Poison Pills. While the impacts of COVID-19 may delay activism at least initially, Glass Lewis believes that existing market conditions have revealed opportunities for activism. Glass Lewis “remains generally skeptical of poison pills,” and states that its “current policy is designed to apply a nuanced, contextual assessment of these provisions.” Thus, Glass Lewis is supportive of poison pills that are limited in scope to accomplish a particular objective, such as “the closing of an important merger, managing a clear and present hostile takeover threat, or other contextual factors like a severe drop in stock price due to a widespread industry or market downturn.” Glass Lewis considers COVID-19 and the related economic crisis to be a “reasonable context for adopting a poison pill” if the duration of the pill is one year or less and the company discloses a rational COVID-19-related rationale for adoption. If a pill does not satisfy these conditions, Glass Lewis will recommend opposing the re-election of all board members who served at the time of adoption.

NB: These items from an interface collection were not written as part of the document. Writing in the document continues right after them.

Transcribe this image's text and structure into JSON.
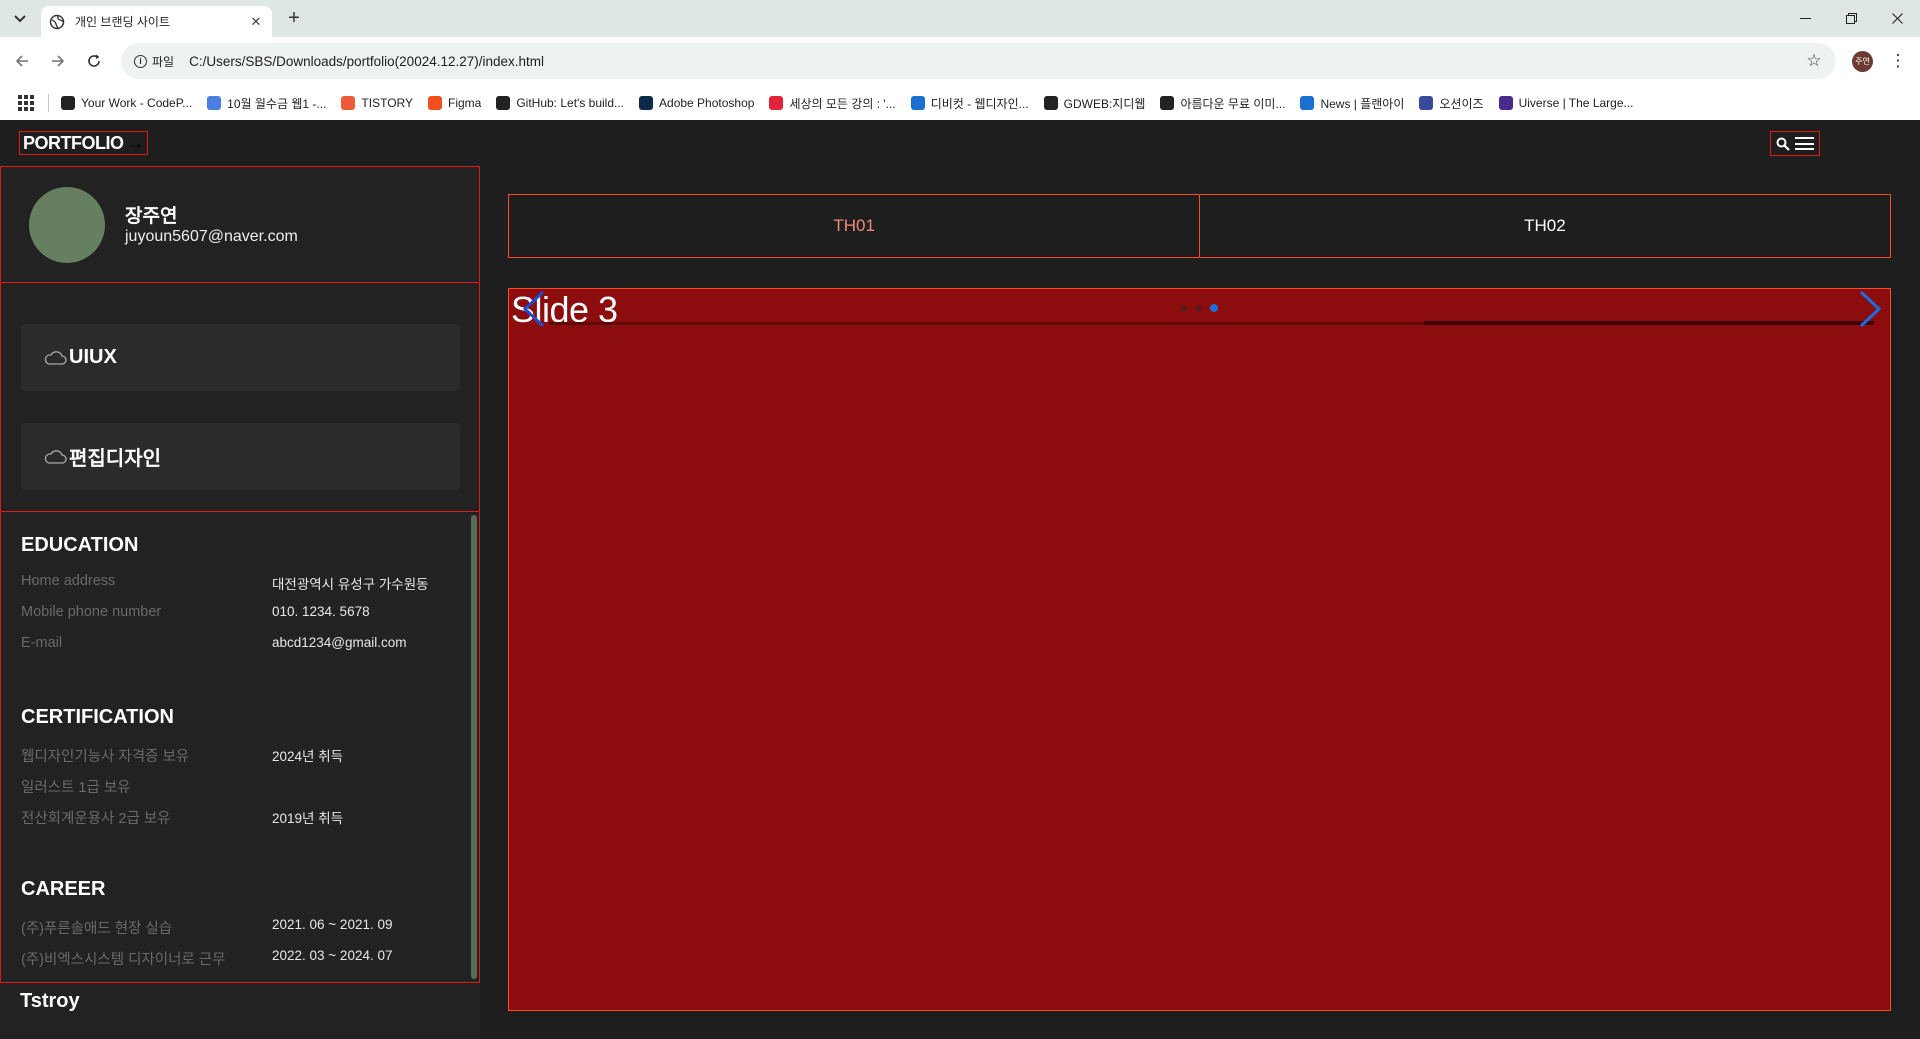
{
  "browser": {
    "tab_title": "개인 브랜딩 사이트",
    "tab_close": "✕",
    "new_tab": "+",
    "site_info_label": "파일",
    "url": "C:/Users/SBS/Downloads/portfolio(20024.12.27)/index.html",
    "profile_initials": "주연",
    "bookmarks": [
      {
        "label": "Your Work - CodeP...",
        "icon": "codepen-icon",
        "color": "#222222"
      },
      {
        "label": "10월 월수금 웹1 -...",
        "icon": "docs-icon",
        "color": "#4a7fe0"
      },
      {
        "label": "TISTORY",
        "icon": "tistory-icon",
        "color": "#ee5a3a"
      },
      {
        "label": "Figma",
        "icon": "figma-icon",
        "color": "#f24e1e"
      },
      {
        "label": "GitHub: Let's build...",
        "icon": "github-icon",
        "color": "#222222"
      },
      {
        "label": "Adobe Photoshop",
        "icon": "photoshop-icon",
        "color": "#0c2a4a"
      },
      {
        "label": "세상의 모든 강의 : '...",
        "icon": "play-icon",
        "color": "#e0243a"
      },
      {
        "label": "디비컷 - 웹디자인...",
        "icon": "dbcut-icon",
        "color": "#1a6fd0"
      },
      {
        "label": "GDWEB:지디웹",
        "icon": "gdweb-icon",
        "color": "#222222"
      },
      {
        "label": "아름다운 무료 이미...",
        "icon": "unsplash-icon",
        "color": "#222222"
      },
      {
        "label": "News | 플랜아이",
        "icon": "info-icon",
        "color": "#1a6fd0"
      },
      {
        "label": "오션이즈",
        "icon": "oceanis-icon",
        "color": "#3a4a9a"
      },
      {
        "label": "Uiverse | The Large...",
        "icon": "uiverse-icon",
        "color": "#4a2a8a"
      }
    ]
  },
  "header": {
    "logo": "PORTFOLIO",
    "logo_arrow": "→"
  },
  "profile": {
    "name": "장주연",
    "email": "juyoun5607@naver.com"
  },
  "categories": [
    {
      "label": "UIUX",
      "icon": "cloud-icon"
    },
    {
      "label": "편집디자인",
      "icon": "cloud-icon"
    }
  ],
  "education": {
    "title": "EDUCATION",
    "rows": [
      {
        "key": "Home address",
        "value": "대전광역시 유성구 가수원동"
      },
      {
        "key": "Mobile phone number",
        "value": "010. 1234. 5678"
      },
      {
        "key": "E-mail",
        "value": "abcd1234@gmail.com"
      }
    ]
  },
  "certification": {
    "title": "CERTIFICATION",
    "rows": [
      {
        "key": "웹디자인기능사 자격증 보유",
        "value": "2024년 취득"
      },
      {
        "key": "일러스트 1급 보유",
        "value": ""
      },
      {
        "key": "전산회계운용사 2급 보유",
        "value": "2019년 취득"
      }
    ]
  },
  "career": {
    "title": "CAREER",
    "rows": [
      {
        "key": "(주)푸른솔애드 현장 실습",
        "value": "2021. 06 ~ 2021. 09"
      },
      {
        "key": "(주)비엑스시스템 디자이너로 근무",
        "value": "2022. 03 ~ 2024. 07"
      }
    ]
  },
  "footer_label": "Tstroy",
  "main": {
    "tabs": [
      "TH01",
      "TH02"
    ],
    "slide_label": "Slide 3",
    "slide_count": 3,
    "active_slide": 3
  },
  "colors": {
    "accent_border": "#ff4a26",
    "outline_red": "#e01818",
    "slide_bg": "#8d0d0e",
    "avatar": "#667f5e",
    "active_dot": "#1a6fe0"
  }
}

Additionally, if the company fails to seek shareholder approval for a future renewal of the pill, Glass Lewis intends to recommend opposing the re-election of all board members who served at the time of renewal and encourages companies to give assurances that they will seek shareholder approval of any future renewal.
Balance Sheets. Glass Lewis anticipates “widespread pausing of buyback programs, suspending dividends and an increase in capital raisings and placements.” Glass Lewis takes the view that “responsible companies hit hard by the crisis have taken early and decisive action to roll back planned salary increases or above-target bonus outcomes, sharing the pain felt by employees and shareholders. […] Trying to make executives whole at even further expense to shareholders and other employees is a certainty for proposals to be rejected and boards to get thrown out—and an open invitation for activists and lawsuits onto a company’s back for years to come. Even those companies [that] project a ‘business as usual’ approach to executive pay will face opposition if employees and shareholders see their own ‘paychecks’ cut. Companies would be wise to avoid this.”
General Approach. Glass Lewis believes that its existing guidelines allow “appropriate discretion and pragmatism” but will need to rely on the openness and fulsome disclosure provided by companies in order to exercise such discretion. Glass Lewis believes that companies with “a good track record on governance, performance and the use of board discretion prior to the pandemic will be afforded more discretion in our analysis than those that do not.” Glass Lewis “will exercise discretion when considering governance issues where there is a clear material benefit to shareholders for supporting proposals that bring timing and/or certainty of decisions and outcomes.”
Please contact any member of Orrick's Capital Markets Group for further assistance regarding coronavirus implications for public companies and other legal impacts of the coronavirus on your company.